YOUNG MONEY is more than an exposé of excess; it's the story of how the financial crisis changed a generation-and remade Wall Street from the bottom up.
About the Author
Kevin Roose is a business and technology writer for New York magazine and NYMag.com. Previously, he was a staff reporter for the New York Times, where he covered Wall Street for the business section and for DealBook, the Times' award-winning financial news site.
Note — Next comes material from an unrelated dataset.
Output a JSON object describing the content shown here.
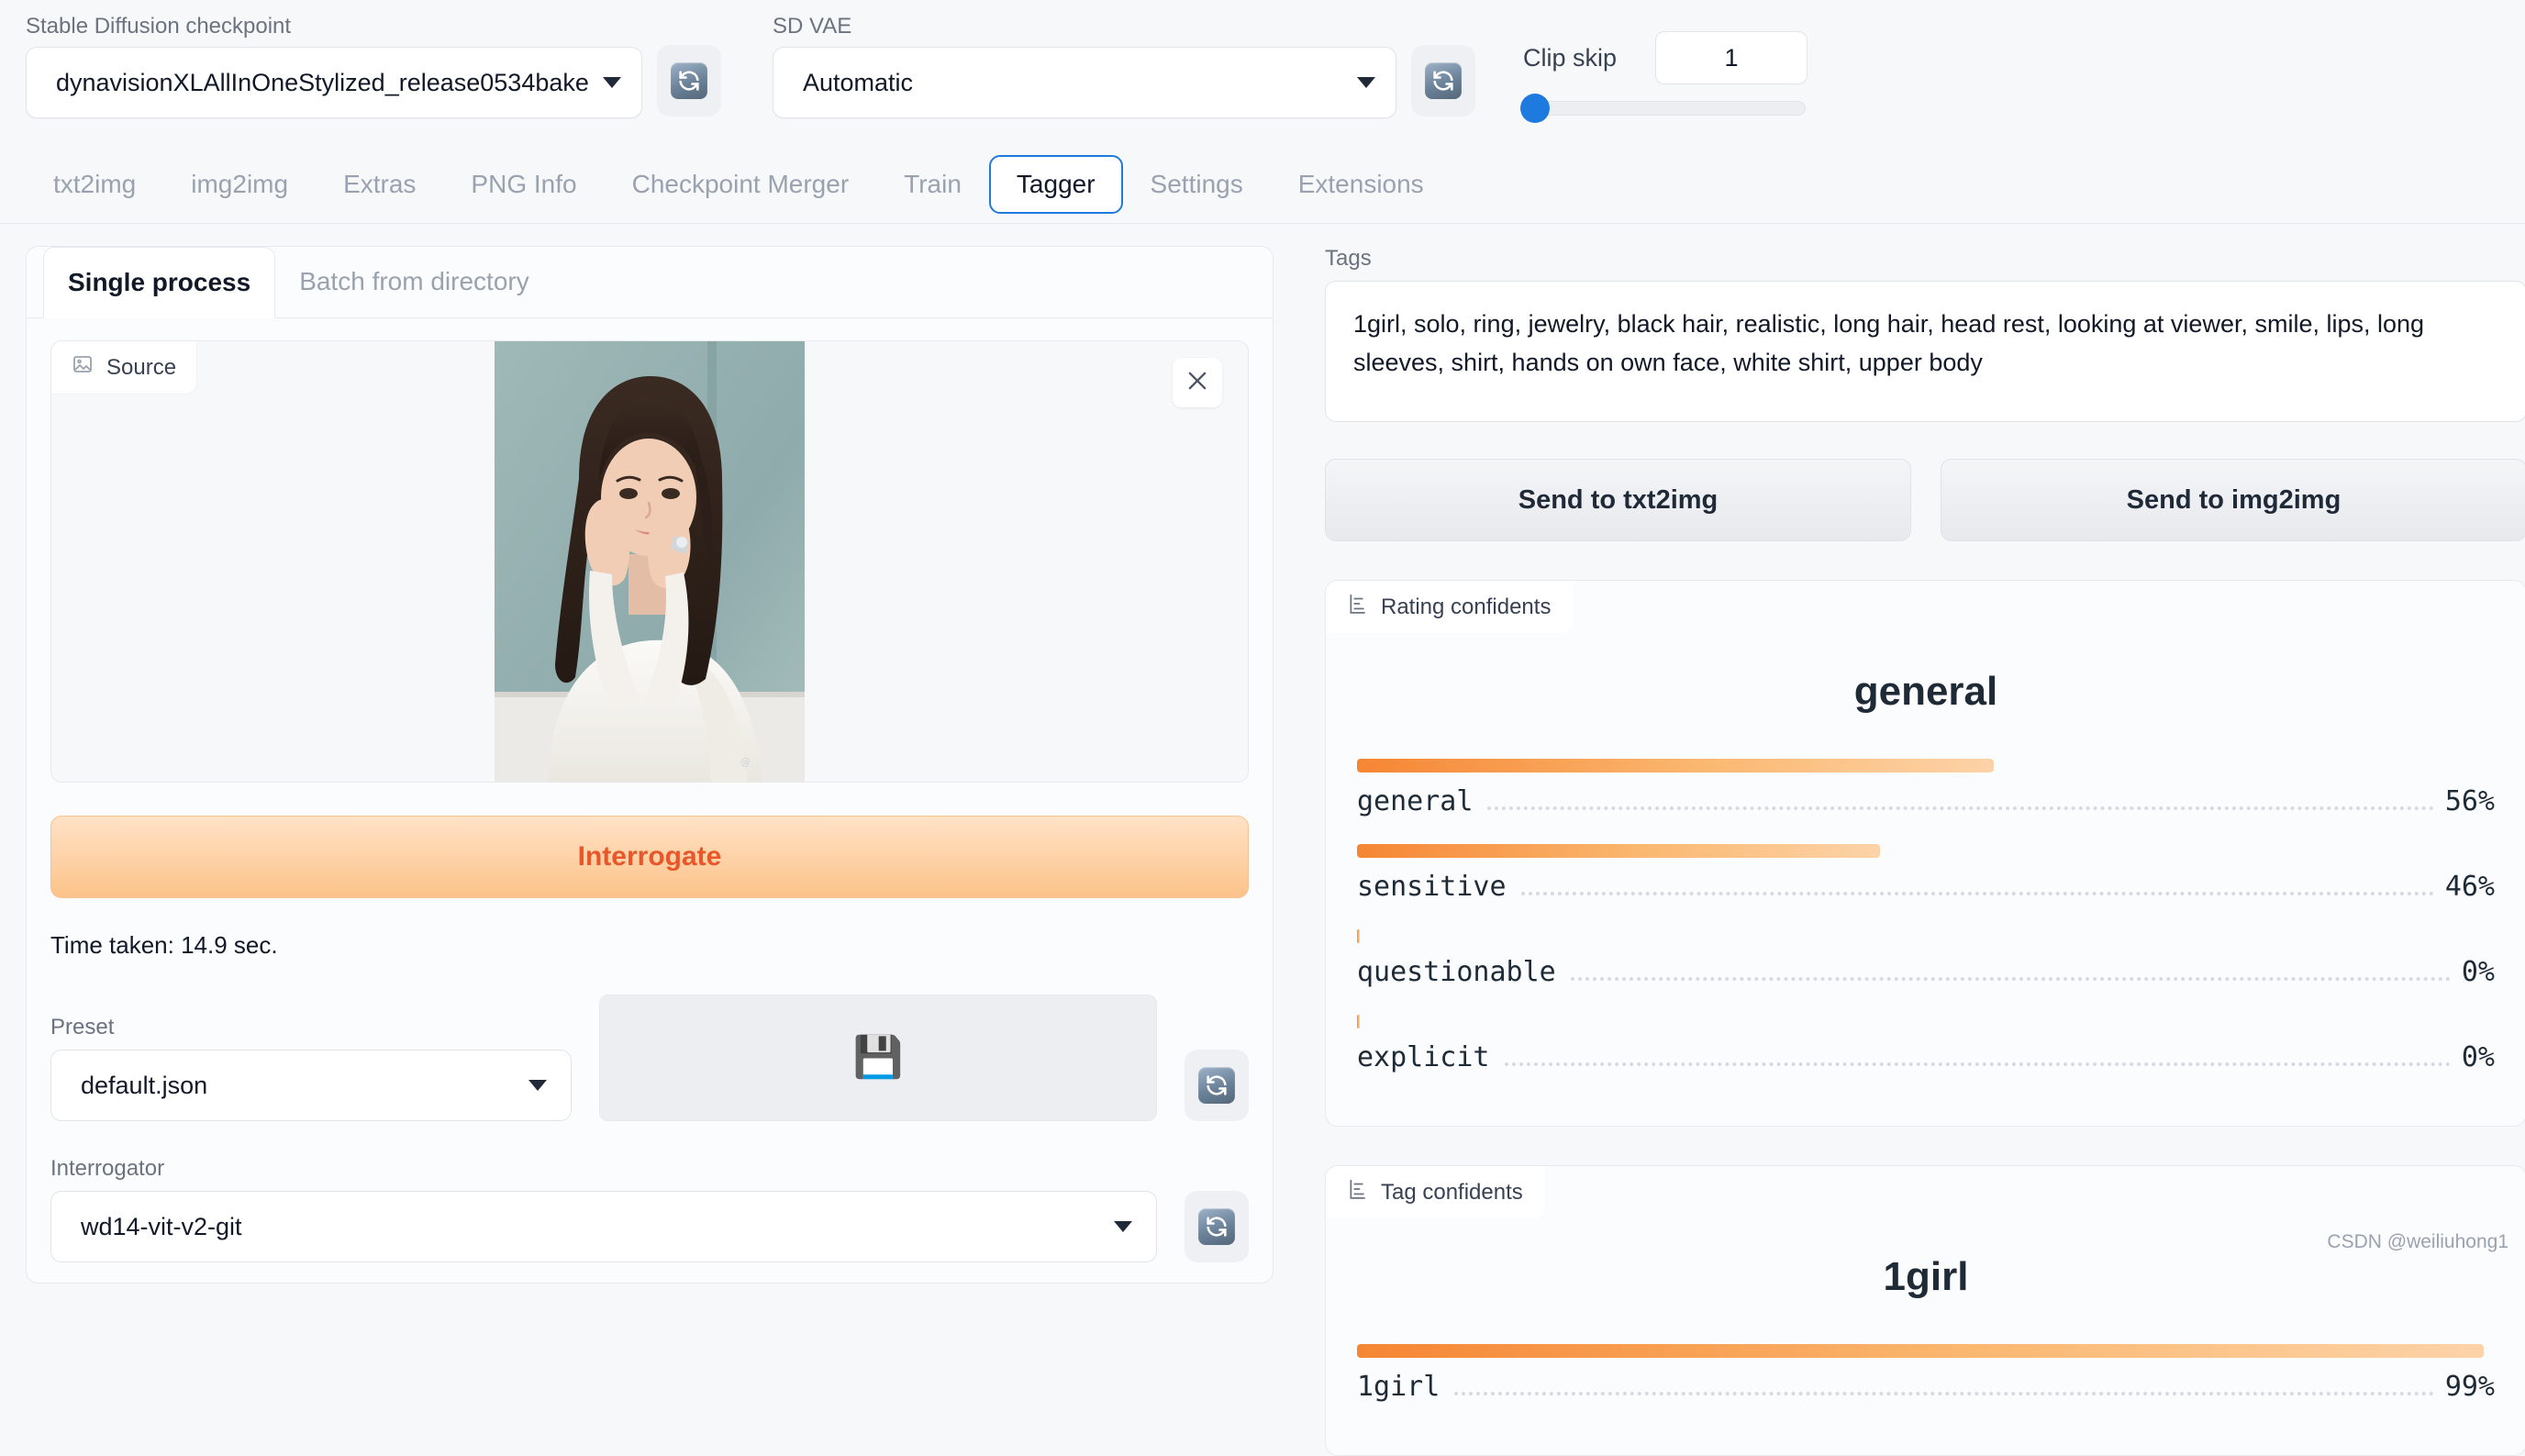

He is the author of The Unlikely Disciple, and his writing has appeared in GQ, Esquire, ESPN: The Magazine, and other major publications.
More info on Kevin can be found at www.kevinroose.com or you can follow him on Twitter: @kevinroose.
Praise for Young Money: Inside the Hidden World of Wall Street's Post-Crash Recruits…
Praise for YOUNG MONEY:
"If Kevin Roose's finely crafted YOUNG MONEY does not scare you straight about the life of a young financial analyst on Wall Street, it can't be done. Roose's frolic through Wall Street's playpen is a must-read."
--William D. Cohan, New York Times bestselling author of House of Cards and Money and Power
"Despite all the press about Wall Street, the stories that don't usually get told are those of the recent college graduates who clamor for the chance to work 100 hour plus weeks at the big banks. Kevin Roose's new book, which follows a handful of analysts through the trials and tribulations of their early years on the Street, is a thoughtful exploration of their motivations and their experiences-and it's a great read."
--Bethany McLean, coauthor of the New York Times bestsellers The Smartest Guys in the Room and All the Devils are Here
"A cautionary true-life tale, YOUNG MONEY should be required reading for every college student who is contemplating a job on Wall Street. As for the rest of us, who remember Wall Street before 2008, Kevin Roose has provided a great window into how that world has changed-and how it hasn't."
--Connie Bruck, New York Times bestselling author of The Predators' Ball
"When Michael Lewis wrote Liar's Poker in 1989, he hoped to discourage ambivalent young elites from starting careers on Wall Street. The opposite happened. Kevin Roose may have better luck with Young Money, his look at rookie bankers in the wake of the financial crisis." --Bloomberg Business Week "Highly entertaining and impressive ... Roose's captivating read is sure to appeal to readers young and old who are interested in the zeitgeist of Wall Street since the crash."
"[Young Money] offers a compelling glimpse of Wall Street in the post-2008 recession era...thought provoking, excellent book."
"The young people who have flocked to Wall Street are often badly used, caught up in power struggles among middle management and little appreciated ... [Young Money] captures the daily indignities to which the junior capitalists are subjected."
-- Kirkus Reviews